A. THERE ARE CURRENTLY THREE DIFFERENT SBA LOANS OFFERED TO SMALL BUSINESSES.
For many of our small business owner clients, a Small Business Administration (SBA) loan is a great alternative to funding through the usual lending channel of a bank or credit union. These loans are long-term in nature and offer a low rate which makes them attractive to many business owners particularly to those businesses who are just getting off the ground. Because of the term and rate, they are popular and the federal government knows this so they make the application process a tedious and difficult one for sure. The first thing that you need to figure out before you apply is to consider which SBA loan is right for your specific needs. Not all SBA loans were created equally and each will vary depending on your companies immediate and long-term goals.
B. The 7(a) Loan Program is the Most Popular.
The most popular SBA loan program is the 7(a) loan program. This program is far and away from the most popular of the three existing loan programs and offers a purchaser the flexibility of using the capital for purchasing equipment or real estate, acquiring an existing business or refinancing existing debt. The credit limit is high with a cap of five million dollars. Before you run out to your local lender to complete a 7(a) application, you should be aware that a guarantee will be attached to your loan. This guarantee is a fee of about 3.5% and usually attaches to higher dollar loans between $700,000 and one million dollars. Over a million dollars will get you an additional 0.25% guarantee fee. With these loans, the interest rate will be either fixed or variable. Often, the interest rate on these loans ends up between 6 and 13%. As to the guarantee fees, those are paid over the life of the loan which makes it easier for some small business to manage.
C. The CDC/504 Loan Program.
This program is designed to cater to a small business that needs financing for major fixed access purchases such as the purchase of land or existing buildings, construction of new buildings, renovation of existing buildings or long-term purchase of machinery or equipment. This loan has the same cap as the 7(a) loan of five million dollars.
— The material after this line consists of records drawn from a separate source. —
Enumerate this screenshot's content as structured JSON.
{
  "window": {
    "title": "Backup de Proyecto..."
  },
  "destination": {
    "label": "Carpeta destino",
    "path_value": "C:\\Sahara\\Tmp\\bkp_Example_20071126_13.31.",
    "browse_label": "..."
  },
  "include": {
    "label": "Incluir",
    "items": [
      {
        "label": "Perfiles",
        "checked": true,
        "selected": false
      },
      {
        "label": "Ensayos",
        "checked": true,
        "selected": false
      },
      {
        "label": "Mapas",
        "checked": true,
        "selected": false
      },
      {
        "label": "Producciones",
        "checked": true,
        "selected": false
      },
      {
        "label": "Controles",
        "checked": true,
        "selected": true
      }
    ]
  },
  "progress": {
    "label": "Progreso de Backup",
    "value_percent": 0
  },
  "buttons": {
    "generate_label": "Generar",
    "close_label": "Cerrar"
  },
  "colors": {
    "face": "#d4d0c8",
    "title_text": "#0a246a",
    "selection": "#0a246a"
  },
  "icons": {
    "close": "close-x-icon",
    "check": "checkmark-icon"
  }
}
In order to qualify for this particular loan, however, the applicant must be in a position to show that it needs the funding by having a net worth of fewer than 15 million dollars and a net income of fewer than five million dollars. Put another way, the SBA wants to loan these funds to new businesses that are necessarily undercapitalized in order to help them get off the ground. The program is specifically designed for that purpose. Here, as in the case of the 7(a) loan, there is a guarantee fee of three percent. As well, with this loan, unlike the 7(a) loan, there is a required down payment of ten percent to secure the loan in the first instance. The loan rates for these loans are anywhere between 5 to 6%. You will not know the exact rate on these loans until about 45 days after closing when your loan is pooled with others like loans.
D. The Microloan Program.
This is the last of the three SBA loan programs and is designed for those new small businesses whose needs fall below most lender's minimums. These loans can be used for working capital, furniture and/or fixtures, machinery, and inventory or supplies. As you can tell by the name microloan, these loans are much smaller with a cap of $50,000.00. As these loans are so small and the risk much less, the SBA does not attach any guarantee fee to the loan itself. Rates on these loans will vary between 8 and 13%.
Please be apprised that many of the loans also come with documentation and legal fees attached. So, you should consider those costs as part of your decision-making process.
As a start, the Katz Law Group would recommend that you go to the Massachusetts Division of Banks website to locate a list of approved SBA lenders. Once there, you will get information as to all lenders who are currently participating in the program and the specific loan programs that they currently offer. At all times, each of these local lenders MUST work within the SBA's rules and guidelines. Please make sure that you partner with a banker that is well experienced in this process.
While these loans are not suitable for every business, we suggest that you initially discuss what options are best for you with your accountant or business financial planner before going through the tedious SBA application process. If you have any further questions, please give the Katz Law Group a call at 508-480-8202.